Annick MacAskill: Woman as Riot


“Then come curtain-lectures in the live-long night.” –St Jerome

Our best shot was to ignore it—like a group
of dignified mute let gravity herd our cries,

take them into the earth. We could have stayed
silent: a supple garrulous throat you like

to jam things into; the pretty fatras for your
soirées. Instead we clucked our way into your

headlines, and now you’re worried and you’re
fired and you’re stripped and you’re fired. In shock,

we defame but we do not lie; categorically scandal,
we make you sick, we pile on smear; and truly,

your private life is no human right. Now you’re reeling
and you’re fired and you’re worried and you’re

fired.
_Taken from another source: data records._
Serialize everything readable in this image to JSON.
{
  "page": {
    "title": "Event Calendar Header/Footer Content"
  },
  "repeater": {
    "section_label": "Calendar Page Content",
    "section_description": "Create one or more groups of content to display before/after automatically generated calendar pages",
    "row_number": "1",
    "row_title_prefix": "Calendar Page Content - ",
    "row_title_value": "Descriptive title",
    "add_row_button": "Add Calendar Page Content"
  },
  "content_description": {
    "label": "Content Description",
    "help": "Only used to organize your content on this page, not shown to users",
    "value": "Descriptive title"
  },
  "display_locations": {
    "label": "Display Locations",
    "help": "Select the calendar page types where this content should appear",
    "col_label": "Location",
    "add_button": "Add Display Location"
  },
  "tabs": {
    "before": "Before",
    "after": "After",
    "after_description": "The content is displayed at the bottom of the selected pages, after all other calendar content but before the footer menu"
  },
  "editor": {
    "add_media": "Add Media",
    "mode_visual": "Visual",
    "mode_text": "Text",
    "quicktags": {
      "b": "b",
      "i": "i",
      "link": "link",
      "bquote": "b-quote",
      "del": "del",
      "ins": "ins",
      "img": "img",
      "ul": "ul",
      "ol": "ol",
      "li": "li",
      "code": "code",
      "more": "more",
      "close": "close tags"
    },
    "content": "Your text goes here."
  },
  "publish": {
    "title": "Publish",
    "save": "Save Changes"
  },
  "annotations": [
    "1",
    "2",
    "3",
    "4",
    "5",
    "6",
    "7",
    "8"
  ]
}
You purveyed more than the adventurous:
you cultured fear, threw the bodies in our rivers

and now they’re bobbing to the surface in the way
the Ancients said justice would always come
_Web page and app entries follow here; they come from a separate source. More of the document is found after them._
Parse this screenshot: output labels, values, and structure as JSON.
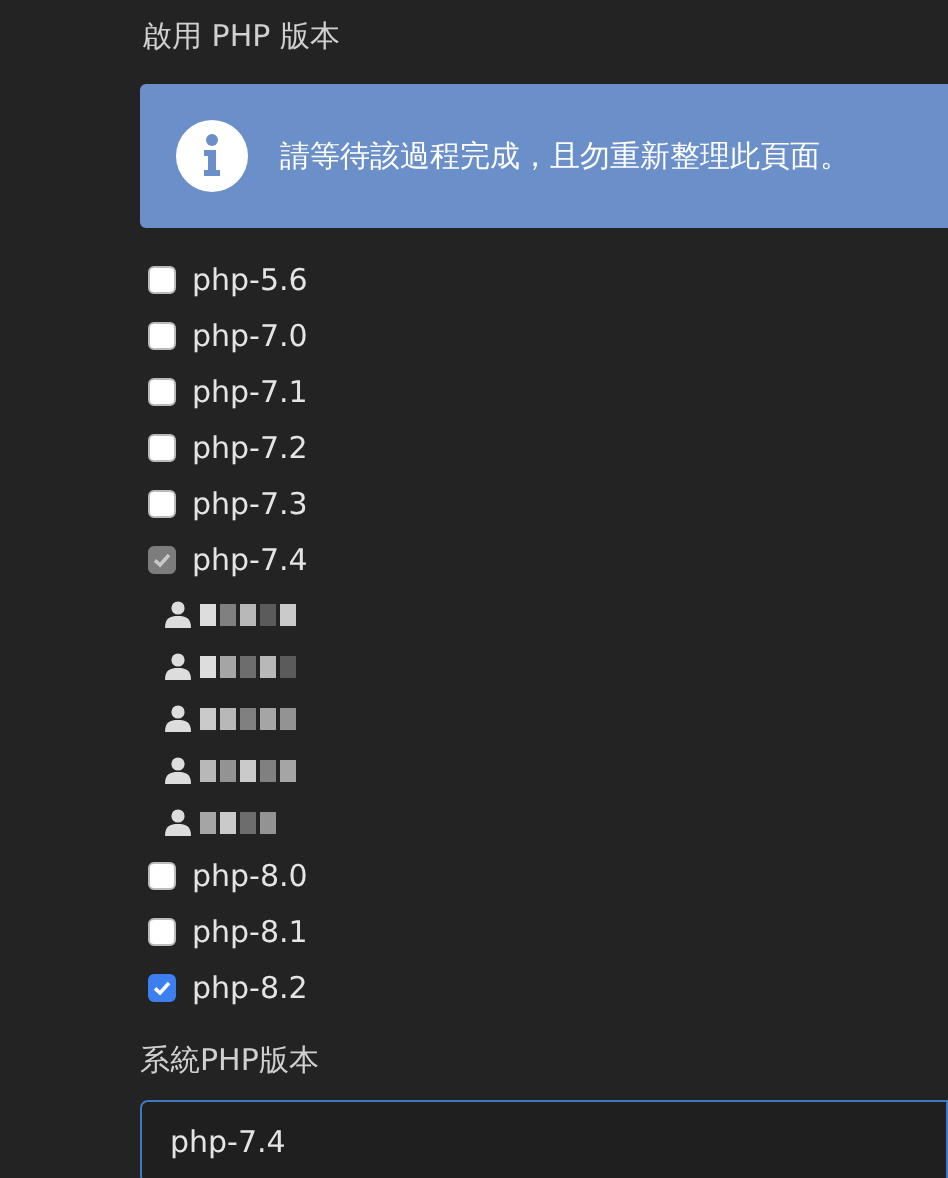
{
  "heading": "啟用 PHP 版本",
  "alert": {
    "text": "請等待該過程完成，且勿重新整理此頁面。"
  },
  "php_versions": [
    {
      "label": "php-5.6",
      "checked": false,
      "disabled": false
    },
    {
      "label": "php-7.0",
      "checked": false,
      "disabled": false
    },
    {
      "label": "php-7.1",
      "checked": false,
      "disabled": false
    },
    {
      "label": "php-7.2",
      "checked": false,
      "disabled": false
    },
    {
      "label": "php-7.3",
      "checked": false,
      "disabled": false
    },
    {
      "label": "php-7.4",
      "checked": true,
      "disabled": true,
      "users": [
        {
          "kind": "redacted"
        },
        {
          "kind": "redacted"
        },
        {
          "kind": "redacted"
        },
        {
          "kind": "redacted"
        },
        {
          "kind": "redacted"
        }
      ]
    },
    {
      "label": "php-8.0",
      "checked": false,
      "disabled": false
    },
    {
      "label": "php-8.1",
      "checked": false,
      "disabled": false
    },
    {
      "label": "php-8.2",
      "checked": true,
      "disabled": false
    }
  ],
  "system_php": {
    "label": "系統PHP版本",
    "value": "php-7.4"
  }
}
to light. Colluding salacious damage, they’re
rifled, taken. Now you’re victim and you’re

fired and you’re done and you’re fired because
one of us opened her throat, and we shouted.


Annick MacAskill lives and writes in Toronto and London, Ontario. Her poetry has been published or is forthcoming in The Steel Chisel, CV2, and Arc. In 2014, she was longlisted for the CBC’s Canada Writes Poetry Prize and shortlisted for The Malahat Review’s Far Horizons Poetry Award. She is finishing her PhD at the University of Western Ontario in sixteenth-century French poetics.